Silencing the Monster
I owe much of my writing development to two professors who taught me the value of editing. Before, I would occasionally toss a word out, or rewrite a stanza or paragraph, but only if the writing was desperately bad, or someone that read it pointed out something ridiculous I had written. For years, I was convinced that what I wrote was the pure text, and beyond fixing a spelling error, writing was to be left alone.
When my poetry professor ripped apart, then helped me recreate a poem, and that piece became the most incredible and complete thing I had ever written, I was convinced. My fiction professor taught me that a writer needs to pay just as much attention to line construction when writing fiction as when writing poetry. The length of the writing should have nothing to do with the attention the writer gives it.
For years, that philosophy helped me write more succinctly, more clearly, and I believe, more potently. I used to write first, edit second. As I became more skilled at editing my own work, I started writing and editing simultaneously. For many years, this was how I’d compose-write a line, edit as I went, change words, change direction, alter the form, finish the text, breathe, edit again.
Somewhere along the way, I got lost. Editing became more important than writing. Files full of half completed stories, random lines or paragraphs became the normal. I couldn’t finish a third of what I started writing, becoming frustrated with the way I was expressing, not what I was expressing. Form becoming meaning, not the vehicle to meaning. I was losing my writing edge, and while the writing I was able to finish was still, in my view, top quality, it was frustrating to watch so many ideas sit unfinished.
There are at least three longer pieces, novel ideas, sitting in files, in similar states of frustrated incompleteness. I have rewritten the same chapters so many times that I finally quit trying. In one story, I wrote myself into a corner in the first five pages. Another, I can see the ideas, how they fit together, but I am not talented enough (yet) to execute them. Going on almost three years since I left the library, and my first book is no closer to completion.
November came rolling, and along with it, National Novel Writing Month. Last year, my brother in law started the challenge to write 50,000 words in one month, and while he did not complete the story, he did complete the words. I am amazed at that! So many words in so short a time. Break it down to just under 1700 words a day, and it seems just as daunting. Still, I wanted to try it, wanted to give myself a tangible goal. I had not been able to write more than 700 words in one sitting for quite a long time, and if I did write that many words, it was never done on consecutive days. I would edit myself out of half of them. I determined to try anyway.
On November first, I sat at my computer and pulled up a blank page. Bad idea. Nothing came, no idea, no words. I pulled up the story I’d started the week I quit the library, read over it, liked the tone and the direction. I could see the corner I had written myself in, but better yet, a way to get out of that sticky place. I started writing. After forty minutes, I had left a little over 1000 new words on the page. Combined with the original writing, I had just over 3000 total words. I was off and running.

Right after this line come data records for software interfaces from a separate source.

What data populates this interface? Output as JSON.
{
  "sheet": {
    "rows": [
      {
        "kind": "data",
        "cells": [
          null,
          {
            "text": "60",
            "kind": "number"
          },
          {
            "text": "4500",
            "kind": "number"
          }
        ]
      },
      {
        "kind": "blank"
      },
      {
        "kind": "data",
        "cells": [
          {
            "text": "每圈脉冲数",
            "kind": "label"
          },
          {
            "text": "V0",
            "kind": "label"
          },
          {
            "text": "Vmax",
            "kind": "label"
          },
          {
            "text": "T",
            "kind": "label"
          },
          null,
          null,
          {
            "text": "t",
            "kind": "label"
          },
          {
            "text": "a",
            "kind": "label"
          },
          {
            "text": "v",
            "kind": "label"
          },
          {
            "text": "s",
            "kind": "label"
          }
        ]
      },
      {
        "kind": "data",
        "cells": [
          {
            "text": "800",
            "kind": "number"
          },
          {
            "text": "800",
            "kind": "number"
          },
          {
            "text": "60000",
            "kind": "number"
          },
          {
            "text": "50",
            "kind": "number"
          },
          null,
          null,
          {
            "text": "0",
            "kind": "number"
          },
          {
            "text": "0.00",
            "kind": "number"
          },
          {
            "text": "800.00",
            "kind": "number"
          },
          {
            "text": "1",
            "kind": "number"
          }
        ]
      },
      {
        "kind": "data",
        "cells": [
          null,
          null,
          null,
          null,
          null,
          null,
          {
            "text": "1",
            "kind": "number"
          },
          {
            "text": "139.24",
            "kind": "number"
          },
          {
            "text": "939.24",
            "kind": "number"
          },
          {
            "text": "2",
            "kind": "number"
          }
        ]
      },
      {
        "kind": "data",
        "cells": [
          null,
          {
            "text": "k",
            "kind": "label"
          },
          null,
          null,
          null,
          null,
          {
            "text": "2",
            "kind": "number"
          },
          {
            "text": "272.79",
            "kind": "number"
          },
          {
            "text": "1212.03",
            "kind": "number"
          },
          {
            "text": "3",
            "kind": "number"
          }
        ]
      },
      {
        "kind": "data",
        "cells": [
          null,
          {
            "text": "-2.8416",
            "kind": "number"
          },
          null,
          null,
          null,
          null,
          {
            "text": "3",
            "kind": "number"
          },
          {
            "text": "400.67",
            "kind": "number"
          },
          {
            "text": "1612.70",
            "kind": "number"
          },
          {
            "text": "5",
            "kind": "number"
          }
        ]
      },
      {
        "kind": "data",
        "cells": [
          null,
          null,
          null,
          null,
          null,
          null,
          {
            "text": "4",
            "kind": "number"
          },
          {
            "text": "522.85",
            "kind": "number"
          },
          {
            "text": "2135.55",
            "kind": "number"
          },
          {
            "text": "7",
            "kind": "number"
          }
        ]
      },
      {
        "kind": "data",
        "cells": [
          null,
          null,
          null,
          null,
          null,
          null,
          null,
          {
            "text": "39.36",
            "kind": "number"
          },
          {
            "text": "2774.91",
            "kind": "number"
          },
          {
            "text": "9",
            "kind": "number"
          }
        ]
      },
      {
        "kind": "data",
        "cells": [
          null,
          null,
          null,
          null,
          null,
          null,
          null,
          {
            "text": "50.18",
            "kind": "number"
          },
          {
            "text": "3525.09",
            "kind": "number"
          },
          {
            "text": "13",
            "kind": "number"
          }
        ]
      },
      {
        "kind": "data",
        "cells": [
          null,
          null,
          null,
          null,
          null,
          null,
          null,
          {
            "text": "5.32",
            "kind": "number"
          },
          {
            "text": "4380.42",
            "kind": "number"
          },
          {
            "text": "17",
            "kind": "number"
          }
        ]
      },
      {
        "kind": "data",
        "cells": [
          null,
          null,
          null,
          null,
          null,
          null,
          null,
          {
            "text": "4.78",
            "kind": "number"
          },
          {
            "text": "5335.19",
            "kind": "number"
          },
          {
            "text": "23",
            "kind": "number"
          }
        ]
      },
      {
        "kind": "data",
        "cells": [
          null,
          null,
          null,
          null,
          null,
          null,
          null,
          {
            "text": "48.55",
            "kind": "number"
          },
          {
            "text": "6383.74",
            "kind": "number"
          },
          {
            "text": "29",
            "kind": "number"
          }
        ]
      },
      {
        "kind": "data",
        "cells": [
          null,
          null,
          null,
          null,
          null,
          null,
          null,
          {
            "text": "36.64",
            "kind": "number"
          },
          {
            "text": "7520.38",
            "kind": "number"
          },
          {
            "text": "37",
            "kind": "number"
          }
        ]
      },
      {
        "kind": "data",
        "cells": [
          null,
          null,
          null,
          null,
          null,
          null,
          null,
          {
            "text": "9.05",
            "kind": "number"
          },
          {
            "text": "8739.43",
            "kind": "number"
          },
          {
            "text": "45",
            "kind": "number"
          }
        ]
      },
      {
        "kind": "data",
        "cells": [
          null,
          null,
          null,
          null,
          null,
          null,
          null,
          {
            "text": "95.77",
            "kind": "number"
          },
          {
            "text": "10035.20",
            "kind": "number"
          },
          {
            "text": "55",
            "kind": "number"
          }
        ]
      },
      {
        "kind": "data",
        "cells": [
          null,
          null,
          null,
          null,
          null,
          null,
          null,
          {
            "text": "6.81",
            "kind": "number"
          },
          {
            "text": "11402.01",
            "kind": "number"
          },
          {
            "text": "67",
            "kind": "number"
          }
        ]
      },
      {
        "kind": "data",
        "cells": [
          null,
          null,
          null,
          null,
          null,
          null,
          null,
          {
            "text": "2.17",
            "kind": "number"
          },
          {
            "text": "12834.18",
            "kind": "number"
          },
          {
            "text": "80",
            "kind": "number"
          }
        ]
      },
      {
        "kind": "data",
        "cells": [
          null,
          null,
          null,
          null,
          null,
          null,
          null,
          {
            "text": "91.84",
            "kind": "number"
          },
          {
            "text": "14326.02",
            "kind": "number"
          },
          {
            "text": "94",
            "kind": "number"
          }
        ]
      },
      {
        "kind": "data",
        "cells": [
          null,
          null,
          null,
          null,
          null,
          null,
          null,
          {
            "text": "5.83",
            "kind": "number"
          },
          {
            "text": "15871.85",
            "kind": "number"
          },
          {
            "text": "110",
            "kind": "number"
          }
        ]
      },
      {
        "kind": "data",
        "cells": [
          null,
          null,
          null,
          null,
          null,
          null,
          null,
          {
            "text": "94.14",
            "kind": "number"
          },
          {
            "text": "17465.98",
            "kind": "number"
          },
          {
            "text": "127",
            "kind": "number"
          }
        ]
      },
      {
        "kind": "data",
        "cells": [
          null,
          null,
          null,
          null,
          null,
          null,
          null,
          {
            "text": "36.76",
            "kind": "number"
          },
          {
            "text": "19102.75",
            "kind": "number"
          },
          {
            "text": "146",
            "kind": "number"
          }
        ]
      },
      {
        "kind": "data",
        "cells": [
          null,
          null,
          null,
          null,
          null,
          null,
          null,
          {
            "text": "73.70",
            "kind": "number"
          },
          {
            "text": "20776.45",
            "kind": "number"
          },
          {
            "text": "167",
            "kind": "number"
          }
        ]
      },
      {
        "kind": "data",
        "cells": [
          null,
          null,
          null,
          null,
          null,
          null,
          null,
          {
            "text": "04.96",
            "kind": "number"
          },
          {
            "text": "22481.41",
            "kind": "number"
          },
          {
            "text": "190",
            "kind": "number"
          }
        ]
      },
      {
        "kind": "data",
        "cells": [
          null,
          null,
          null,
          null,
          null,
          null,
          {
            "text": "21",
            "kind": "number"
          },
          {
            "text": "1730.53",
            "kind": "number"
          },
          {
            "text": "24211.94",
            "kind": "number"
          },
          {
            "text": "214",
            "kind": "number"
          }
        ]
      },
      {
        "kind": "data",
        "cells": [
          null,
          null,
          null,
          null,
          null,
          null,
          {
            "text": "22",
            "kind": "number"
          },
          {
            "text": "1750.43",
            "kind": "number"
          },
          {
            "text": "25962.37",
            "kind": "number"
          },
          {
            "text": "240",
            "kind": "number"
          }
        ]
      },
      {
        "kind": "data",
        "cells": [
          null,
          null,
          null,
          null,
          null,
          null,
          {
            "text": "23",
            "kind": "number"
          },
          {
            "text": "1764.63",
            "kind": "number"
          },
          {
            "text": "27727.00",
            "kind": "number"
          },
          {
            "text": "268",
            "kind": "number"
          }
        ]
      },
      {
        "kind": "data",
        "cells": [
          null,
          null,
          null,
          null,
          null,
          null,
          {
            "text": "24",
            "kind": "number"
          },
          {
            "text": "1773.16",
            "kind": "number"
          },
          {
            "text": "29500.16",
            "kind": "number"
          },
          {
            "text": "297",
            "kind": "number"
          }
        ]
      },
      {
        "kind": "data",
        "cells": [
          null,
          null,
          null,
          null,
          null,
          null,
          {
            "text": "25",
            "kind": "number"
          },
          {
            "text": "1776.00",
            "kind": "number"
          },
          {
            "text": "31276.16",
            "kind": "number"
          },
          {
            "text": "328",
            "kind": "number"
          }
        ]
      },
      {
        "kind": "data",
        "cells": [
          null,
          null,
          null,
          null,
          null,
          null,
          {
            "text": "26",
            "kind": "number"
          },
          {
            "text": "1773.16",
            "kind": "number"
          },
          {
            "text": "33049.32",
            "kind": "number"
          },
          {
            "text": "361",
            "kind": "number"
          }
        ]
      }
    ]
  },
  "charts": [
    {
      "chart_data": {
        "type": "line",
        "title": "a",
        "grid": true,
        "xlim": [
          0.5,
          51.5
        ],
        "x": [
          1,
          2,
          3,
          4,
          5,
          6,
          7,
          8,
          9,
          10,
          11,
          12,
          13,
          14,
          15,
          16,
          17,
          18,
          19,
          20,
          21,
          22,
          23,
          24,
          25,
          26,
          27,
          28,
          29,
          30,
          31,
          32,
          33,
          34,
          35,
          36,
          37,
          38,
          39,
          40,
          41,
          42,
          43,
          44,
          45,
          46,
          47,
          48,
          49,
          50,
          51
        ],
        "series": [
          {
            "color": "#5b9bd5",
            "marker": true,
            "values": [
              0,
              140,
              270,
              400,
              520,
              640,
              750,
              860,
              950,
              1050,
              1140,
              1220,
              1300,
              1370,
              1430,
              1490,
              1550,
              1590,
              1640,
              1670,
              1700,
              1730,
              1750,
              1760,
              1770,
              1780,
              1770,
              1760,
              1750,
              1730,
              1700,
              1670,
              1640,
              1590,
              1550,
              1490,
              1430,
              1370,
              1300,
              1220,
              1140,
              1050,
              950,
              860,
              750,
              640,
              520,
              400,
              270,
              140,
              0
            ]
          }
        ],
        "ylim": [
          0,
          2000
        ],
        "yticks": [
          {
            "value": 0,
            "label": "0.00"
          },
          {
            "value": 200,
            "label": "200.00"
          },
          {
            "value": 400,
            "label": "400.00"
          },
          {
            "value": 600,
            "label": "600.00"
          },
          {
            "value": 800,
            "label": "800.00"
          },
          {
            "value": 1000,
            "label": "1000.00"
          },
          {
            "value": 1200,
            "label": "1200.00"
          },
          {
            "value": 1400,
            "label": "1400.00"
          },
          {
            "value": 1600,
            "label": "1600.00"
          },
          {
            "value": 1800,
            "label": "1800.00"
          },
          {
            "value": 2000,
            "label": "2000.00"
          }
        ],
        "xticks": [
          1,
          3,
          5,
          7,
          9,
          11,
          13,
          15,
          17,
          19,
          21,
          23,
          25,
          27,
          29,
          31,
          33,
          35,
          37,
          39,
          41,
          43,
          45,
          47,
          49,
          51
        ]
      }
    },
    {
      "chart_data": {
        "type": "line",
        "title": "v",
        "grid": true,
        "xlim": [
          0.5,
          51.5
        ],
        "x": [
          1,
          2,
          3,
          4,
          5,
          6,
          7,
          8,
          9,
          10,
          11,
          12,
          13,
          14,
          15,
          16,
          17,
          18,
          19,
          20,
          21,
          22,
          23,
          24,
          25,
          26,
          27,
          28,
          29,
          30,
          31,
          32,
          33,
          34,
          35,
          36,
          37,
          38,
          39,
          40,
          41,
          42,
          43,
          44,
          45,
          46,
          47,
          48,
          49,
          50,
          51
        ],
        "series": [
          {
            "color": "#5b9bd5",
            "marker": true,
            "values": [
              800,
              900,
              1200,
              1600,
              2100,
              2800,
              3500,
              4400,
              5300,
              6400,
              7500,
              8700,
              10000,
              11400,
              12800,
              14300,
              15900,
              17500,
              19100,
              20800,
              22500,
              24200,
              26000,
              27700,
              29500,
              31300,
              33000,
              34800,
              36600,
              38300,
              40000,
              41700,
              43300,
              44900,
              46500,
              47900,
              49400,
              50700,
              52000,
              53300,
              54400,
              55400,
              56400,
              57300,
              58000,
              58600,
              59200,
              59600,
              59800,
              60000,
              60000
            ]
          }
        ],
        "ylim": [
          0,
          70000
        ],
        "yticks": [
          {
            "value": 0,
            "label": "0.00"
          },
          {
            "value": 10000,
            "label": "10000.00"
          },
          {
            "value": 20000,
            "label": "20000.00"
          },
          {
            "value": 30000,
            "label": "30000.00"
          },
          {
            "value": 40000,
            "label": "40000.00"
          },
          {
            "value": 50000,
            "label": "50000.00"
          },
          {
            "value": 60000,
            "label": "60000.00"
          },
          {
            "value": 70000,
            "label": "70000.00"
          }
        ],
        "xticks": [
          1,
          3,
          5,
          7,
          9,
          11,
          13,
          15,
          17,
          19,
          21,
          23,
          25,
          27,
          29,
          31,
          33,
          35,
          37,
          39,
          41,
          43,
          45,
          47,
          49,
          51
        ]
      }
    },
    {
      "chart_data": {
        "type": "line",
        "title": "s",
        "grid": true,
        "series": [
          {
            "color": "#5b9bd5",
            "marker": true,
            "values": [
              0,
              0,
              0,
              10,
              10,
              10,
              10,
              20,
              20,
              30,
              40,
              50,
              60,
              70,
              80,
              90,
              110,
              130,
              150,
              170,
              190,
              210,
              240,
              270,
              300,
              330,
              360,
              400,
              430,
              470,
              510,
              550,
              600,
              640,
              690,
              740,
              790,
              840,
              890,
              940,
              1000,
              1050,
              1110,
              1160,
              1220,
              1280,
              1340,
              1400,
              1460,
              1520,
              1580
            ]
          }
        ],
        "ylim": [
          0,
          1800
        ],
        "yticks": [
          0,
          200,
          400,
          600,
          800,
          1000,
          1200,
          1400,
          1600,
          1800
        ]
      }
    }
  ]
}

On day 2, the old habits started creeping in. I deleted an entire page, rewrote it, then stopped. I couldn’t let this go on. I was my own worst enemy, my need for a clean text, a near perfect page, was like a monster eating at my creativity. A perfect page was an impossibility and the search for it would never lead me to a complete book. I needed to silence that creature, find some means to lock it up until I finished my goal, finished the story. Then I could let him loose to edit his hungry heart out. I needed rules for writing, something I could come back to when I was frustrated or stuck. They had to be simple, clear, few in number, effective. I came up with five.
1. Remember, you don’t have readers yet (thanks for this tidbit of wisdom, Josh Hanagarne).
2.This is NOT about a perfect text, this is about telling a story.
3. Even if you hate it, write it. You can fix it when the story is done.
4. Trust your ideas, they are good ones.
5. Do NOT harsh edit.
And with those rules written, I was able to shut off the critic in my head and write. I still have moments when I get stuck, need to take a break, but I refuse to re-read what I have put down. I will read the last few sentences from the day before to maintain the tone, get the story back in my head, but I haven’t deleted anything more than a sentence or two in 12 days. I’m on pace to finish. The story is coming, the ideas are there. I’m going to do it, finally.